Let us next proceed to the goose. Now a fine, large, tender goose, with a sauce-tureen of fine rich gravy, and another of hot apple sauce, with a nice large floury potato, is not to be despised, and to my mind is worth half a dozen turkeys. I am afraid the sage and onion, the necessary accompaniment, causes it to be considered rather a vulgar dish. Never mind, let us be vulgar; it's only once a year. The principal thing is the stuffing. Onions vary so in size that it is a little difficult to describe, but for a large goose you must take five large onions and ten fresh sage-leaves. If you are obliged to put up with dried leaves, you will want nearly twice the number. Take rather more than a quarter of a pound of bread-crumbs, about a couple of ounces of butter, and add some black pepper and salt.
Chop the onions very fine with the sage-leaves, and mix all up together; and the yolks of a couple of eggs may be added if you wish to have the seasoning very rich, but they are by no means necessary.

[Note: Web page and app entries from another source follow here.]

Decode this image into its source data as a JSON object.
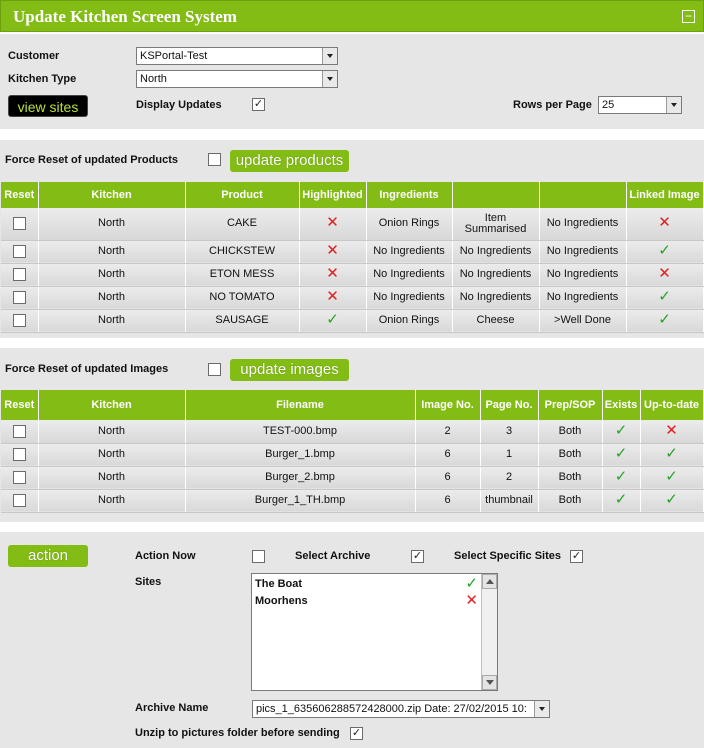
{
  "header": {
    "title": "Update Kitchen Screen System",
    "collapse_glyph": "−"
  },
  "filters": {
    "customer_label": "Customer",
    "customer_value": "KSPortal-Test",
    "kitchen_type_label": "Kitchen Type",
    "kitchen_type_value": "North",
    "view_sites_label": "view sites",
    "display_updates_label": "Display Updates",
    "display_updates_checked": "✓",
    "rows_per_page_label": "Rows per Page",
    "rows_per_page_value": "25"
  },
  "products": {
    "force_reset_label": "Force Reset of updated Products",
    "update_button_label": "update products",
    "columns": [
      "Reset",
      "Kitchen",
      "Product",
      "Highlighted",
      "Ingredients",
      "",
      "",
      "Linked Image"
    ],
    "rows": [
      {
        "kitchen": "North",
        "product": "CAKE",
        "highlighted": "✕",
        "ing1": "Onion Rings",
        "ing2": "Item Summarised",
        "ing3": "No Ingredients",
        "linked": "✕"
      },
      {
        "kitchen": "North",
        "product": "CHICKSTEW",
        "highlighted": "✕",
        "ing1": "No Ingredients",
        "ing2": "No Ingredients",
        "ing3": "No Ingredients",
        "linked": "✓"
      },
      {
        "kitchen": "North",
        "product": "ETON MESS",
        "highlighted": "✕",
        "ing1": "No Ingredients",
        "ing2": "No Ingredients",
        "ing3": "No Ingredients",
        "linked": "✕"
      },
      {
        "kitchen": "North",
        "product": "NO TOMATO",
        "highlighted": "✕",
        "ing1": "No Ingredients",
        "ing2": "No Ingredients",
        "ing3": "No Ingredients",
        "linked": "✓"
      },
      {
        "kitchen": "North",
        "product": "SAUSAGE",
        "highlighted": "✓",
        "ing1": "Onion Rings",
        "ing2": "Cheese",
        "ing3": ">Well Done",
        "linked": "✓"
      }
    ]
  },
  "images": {
    "force_reset_label": "Force Reset of updated Images",
    "update_button_label": "update images",
    "columns": [
      "Reset",
      "Kitchen",
      "Filename",
      "Image No.",
      "Page No.",
      "Prep/SOP",
      "Exists",
      "Up-to-date"
    ],
    "rows": [
      {
        "kitchen": "North",
        "filename": "TEST-000.bmp",
        "image_no": "2",
        "page_no": "3",
        "prep": "Both",
        "exists": "✓",
        "uptodate": "✕"
      },
      {
        "kitchen": "North",
        "filename": "Burger_1.bmp",
        "image_no": "6",
        "page_no": "1",
        "prep": "Both",
        "exists": "✓",
        "uptodate": "✓"
      },
      {
        "kitchen": "North",
        "filename": "Burger_2.bmp",
        "image_no": "6",
        "page_no": "2",
        "prep": "Both",
        "exists": "✓",
        "uptodate": "✓"
      },
      {
        "kitchen": "North",
        "filename": "Burger_1_TH.bmp",
        "image_no": "6",
        "page_no": "thumbnail",
        "prep": "Both",
        "exists": "✓",
        "uptodate": "✓"
      }
    ]
  },
  "action": {
    "button_label": "action",
    "action_now_label": "Action Now",
    "select_archive_label": "Select Archive",
    "select_archive_checked": "✓",
    "select_specific_sites_label": "Select Specific Sites",
    "select_specific_sites_checked": "✓",
    "sites_label": "Sites",
    "sites": [
      {
        "name": "The Boat",
        "state": "✓"
      },
      {
        "name": "Moorhens",
        "state": "✕"
      }
    ],
    "archive_name_label": "Archive Name",
    "archive_name_value": "pics_1_635606288572428000.zip Date: 27/02/2015 10:",
    "unzip_label": "Unzip to pictures folder before sending",
    "unzip_checked": "✓"
  },
  "colors": {
    "accent": "#84bc16",
    "panel": "#e6e6e6",
    "ok": "#26a326",
    "error": "#e02020"
  }
}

This will make the stuffing that nine persons out of ten really prefer, but do not like to say so. If, therefore, you really wish to have the stuffing mild, the only difference must be, you must cut out the cores of the onions and partially boil them, and let them drain on a napkin; this takes away considerably the strong onion-flavour of which some persons are not very fond. Fill the goose with the stuffing, and roast it before a quick fire. Care must be taken that the goose is well tied up, to prevent the stuffing coming out at one end, or its getting filled with grease during basting at the other. A good-sized goose only requires one hour and a half to roast, and the general fault is that people will over-roast them, and dry them up. The largest goose I have ever seen would not take more than two hours, but try in the case of a very large one to have the stuffing off the chill before you put it in. Serve some rich brown gravy and apple sauce in a separate tureen, as you will be sure to splash the gravy in carving the goose if any is put on the dish.

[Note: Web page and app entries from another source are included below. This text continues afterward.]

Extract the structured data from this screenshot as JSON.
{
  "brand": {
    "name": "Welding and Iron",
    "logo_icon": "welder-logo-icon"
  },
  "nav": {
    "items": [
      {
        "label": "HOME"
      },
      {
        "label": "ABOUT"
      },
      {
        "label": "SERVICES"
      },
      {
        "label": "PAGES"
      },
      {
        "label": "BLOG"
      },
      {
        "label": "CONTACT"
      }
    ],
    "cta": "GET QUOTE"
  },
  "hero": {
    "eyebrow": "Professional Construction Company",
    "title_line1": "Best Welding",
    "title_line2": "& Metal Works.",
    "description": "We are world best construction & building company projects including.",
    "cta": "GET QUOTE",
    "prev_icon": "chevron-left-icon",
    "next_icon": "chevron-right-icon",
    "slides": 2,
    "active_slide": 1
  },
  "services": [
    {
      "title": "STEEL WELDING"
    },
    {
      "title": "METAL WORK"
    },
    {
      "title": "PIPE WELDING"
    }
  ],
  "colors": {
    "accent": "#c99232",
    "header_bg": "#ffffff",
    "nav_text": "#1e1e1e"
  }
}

With regard to roast turkey I can only say that no possible time can be given for roasting, as they vary so—especially in the present day of plump prize birds—that even the weight would be no criterion. A small turkey will require one hour and a half; while a very large one may want five hours. One word of caution about the stuffing. Every one knows how unpleasant a tendency what is called veal stuffing has to "rise." This is, I believe, owing to too much lemon-peel being almost invariably used. When you use a quarter of a pound of beef suet, a quarter of a lemon is amply sufficient. To this quantity may be added a couple of tea-spoonfuls of dried mixed stuffing-herbs (which can be bought in bottles at Covent Garden Market), two ounces of lean ham, rather more than a quarter of a pound of bread-crumbs, two eggs, a little chopped parsley (about a tea-spoonful or rather more), and a little grated nutmeg, salt, and cayenne pepper. Mince all the ingredients very finely together, and pound them afterwards in a mortar.